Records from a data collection
==================================================

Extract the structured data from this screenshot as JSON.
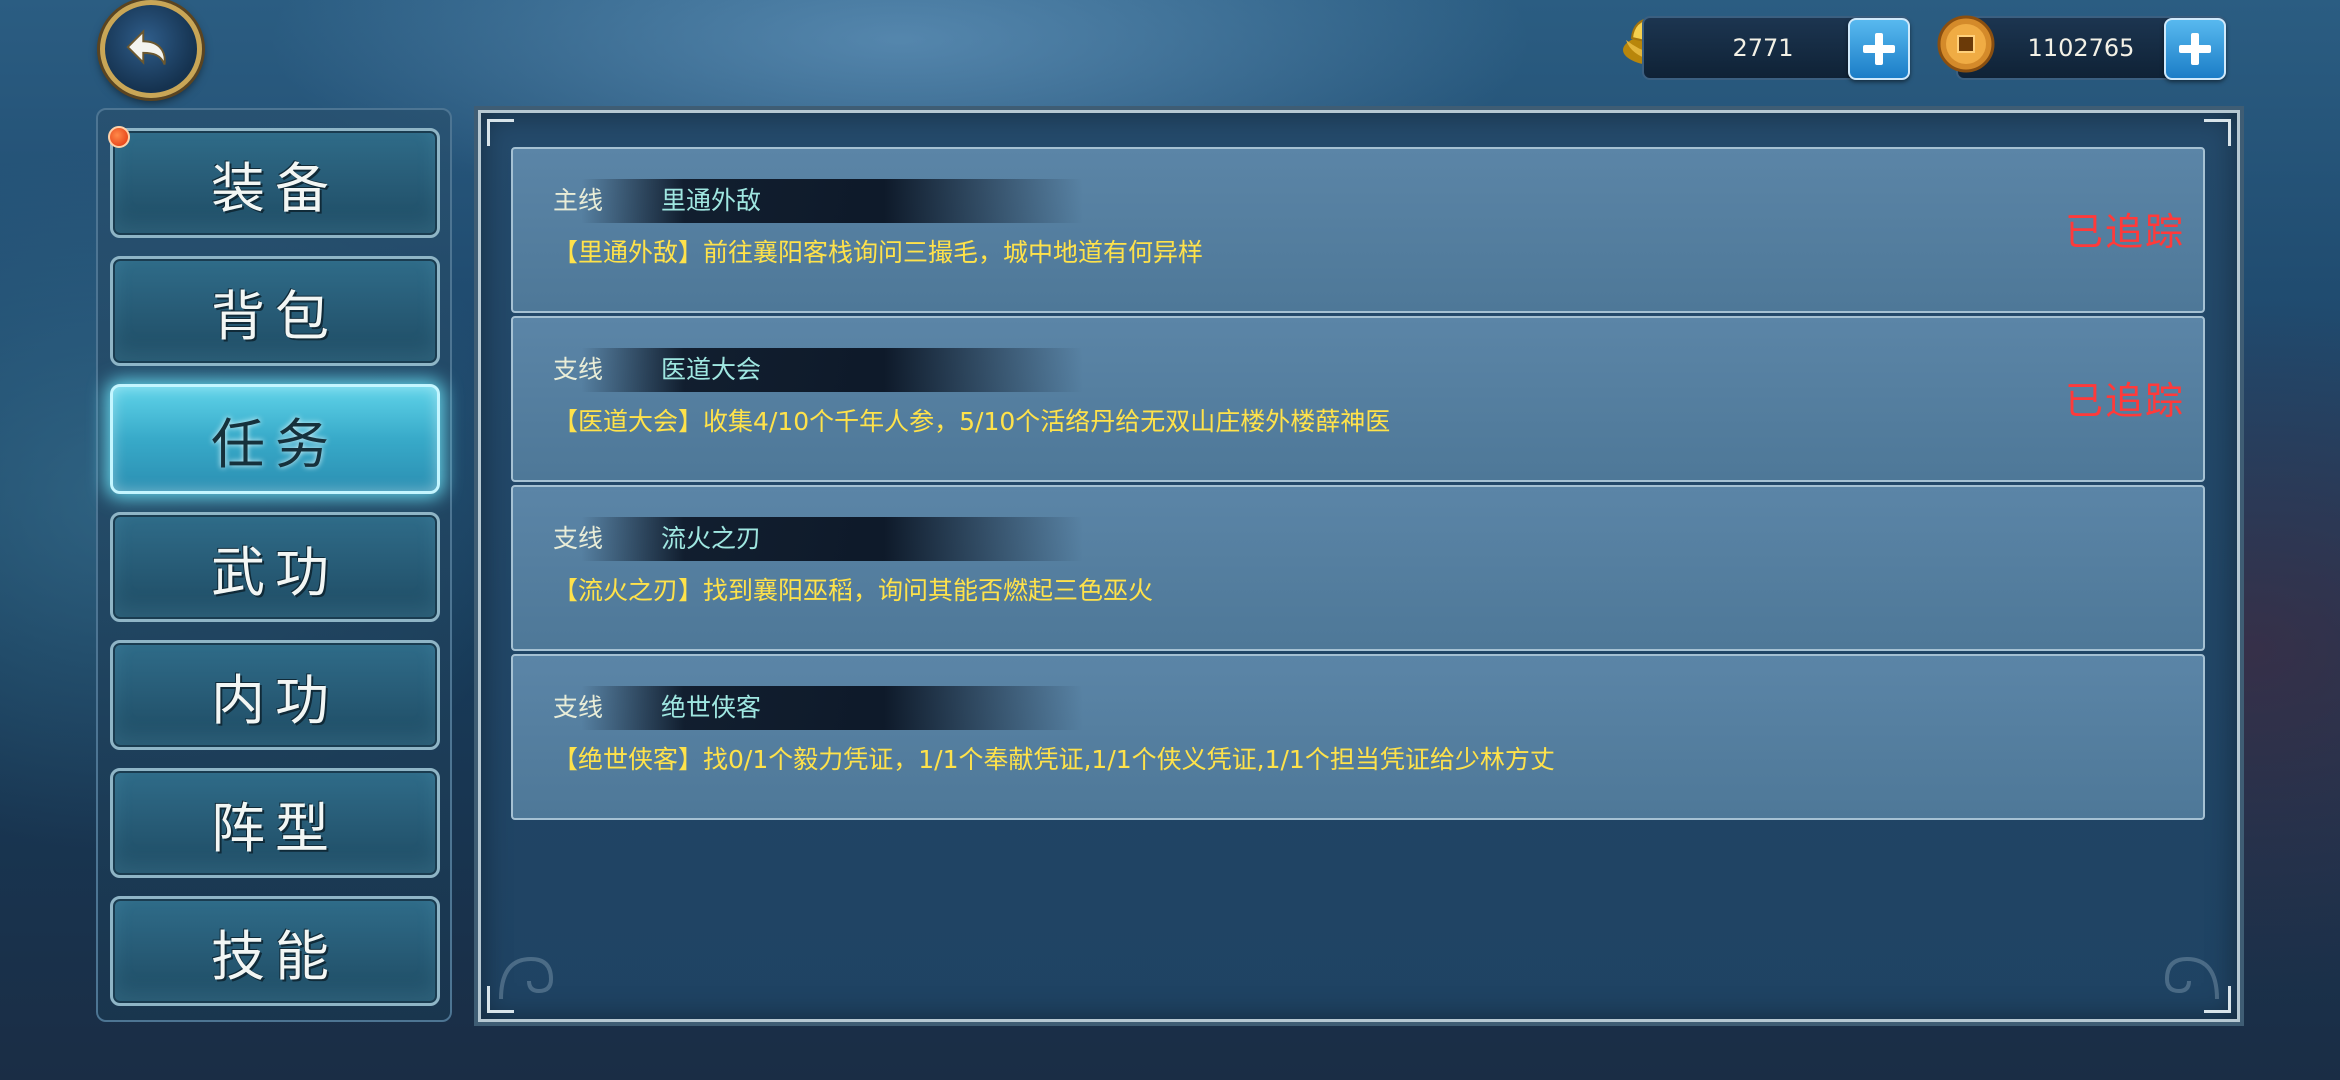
{
  "header": {
    "back_icon": "back-arrow-icon",
    "currencies": [
      {
        "icon": "gold-ingot-icon",
        "value": "2771"
      },
      {
        "icon": "copper-coin-icon",
        "value": "1102765"
      }
    ]
  },
  "sidebar": {
    "tabs": [
      {
        "label": "装备",
        "active": false
      },
      {
        "label": "背包",
        "active": false
      },
      {
        "label": "任务",
        "active": true
      },
      {
        "label": "武功",
        "active": false
      },
      {
        "label": "内功",
        "active": false
      },
      {
        "label": "阵型",
        "active": false
      },
      {
        "label": "技能",
        "active": false
      }
    ]
  },
  "quests": [
    {
      "type": "主线",
      "name": "里通外敌",
      "desc": "【里通外敌】前往襄阳客栈询问三撮毛，城中地道有何异样",
      "tracked": "已追踪"
    },
    {
      "type": "支线",
      "name": "医道大会",
      "desc": "【医道大会】收集4/10个千年人参，5/10个活络丹给无双山庄楼外楼薛神医",
      "tracked": "已追踪"
    },
    {
      "type": "支线",
      "name": "流火之刃",
      "desc": "【流火之刃】找到襄阳巫稻，询问其能否燃起三色巫火",
      "tracked": ""
    },
    {
      "type": "支线",
      "name": "绝世侠客",
      "desc": "【绝世侠客】找0/1个毅力凭证，1/1个奉献凭证,1/1个侠义凭证,1/1个担当凭证给少林方丈",
      "tracked": ""
    }
  ],
  "colors": {
    "tracked": "#ff3a3a",
    "desc": "#ffe24a",
    "name": "#9fe7e1",
    "active_tab": "#5fd3e9"
  }
}
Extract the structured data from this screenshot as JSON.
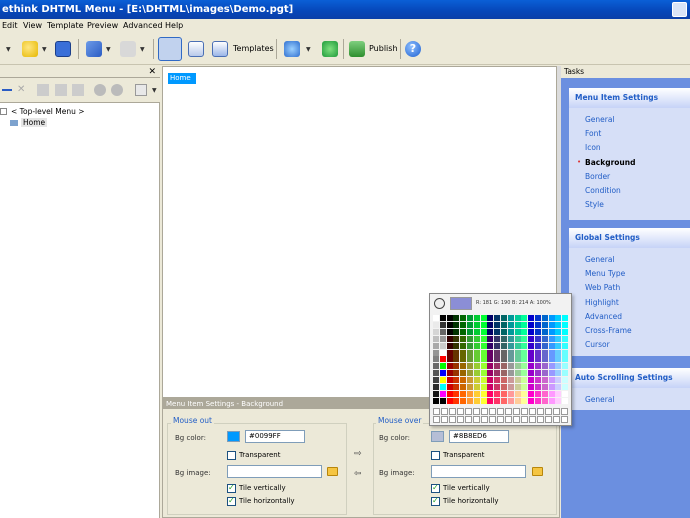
{
  "window": {
    "title": "ethink DHTML Menu - [E:\\DHTML\\images\\Demo.pgt]"
  },
  "menubar": [
    "Edit",
    "View",
    "Template",
    "Preview",
    "Advanced",
    "Help"
  ],
  "toolbar": {
    "templates_label": "Templates",
    "publish_label": "Publish"
  },
  "icons": [
    "new-icon",
    "open-icon",
    "save-icon",
    "undo-icon",
    "redo-icon",
    "layout-icon",
    "properties-icon",
    "templates-icon",
    "preview-icon",
    "refresh-icon",
    "publish-icon",
    "help-icon"
  ],
  "tree": {
    "root": "< Top-level Menu >",
    "child": "Home"
  },
  "canvas": {
    "home_item": "Home"
  },
  "bottom": {
    "header": "Menu Item Settings - Background",
    "mouse_out": {
      "title": "Mouse out",
      "bg_color_label": "Bg color:",
      "bg_color_value": "#0099FF",
      "transparent_label": "Transparent",
      "bg_image_label": "Bg image:",
      "tile_v": "Tile vertically",
      "tile_h": "Tile horizontally"
    },
    "mouse_over": {
      "title": "Mouse over",
      "bg_color_label": "Bg color:",
      "bg_color_value": "#8B8ED6",
      "transparent_label": "Transparent",
      "bg_image_label": "Bg image:",
      "tile_v": "Tile vertically",
      "tile_h": "Tile horizontally"
    }
  },
  "tasks": {
    "title": "Tasks",
    "menu_item_settings": {
      "title": "Menu Item Settings",
      "links": [
        "General",
        "Font",
        "Icon",
        "Background",
        "Border",
        "Condition",
        "Style"
      ],
      "selected": "Background"
    },
    "global_settings": {
      "title": "Global Settings",
      "links": [
        "General",
        "Menu Type",
        "Web Path",
        "Highlight",
        "Advanced",
        "Cross-Frame",
        "Cursor"
      ]
    },
    "auto_scrolling": {
      "title": "Auto Scrolling Settings",
      "links": [
        "General"
      ]
    }
  },
  "picker": {
    "info": "R: 181  G: 190  B: 214  A: 100%"
  },
  "colors": {
    "mouse_out_swatch": "#0099FF",
    "mouse_over_swatch": "#B5BED6",
    "accent": "#215DC6"
  }
}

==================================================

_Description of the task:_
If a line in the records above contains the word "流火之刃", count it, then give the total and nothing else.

_Task solution:_
2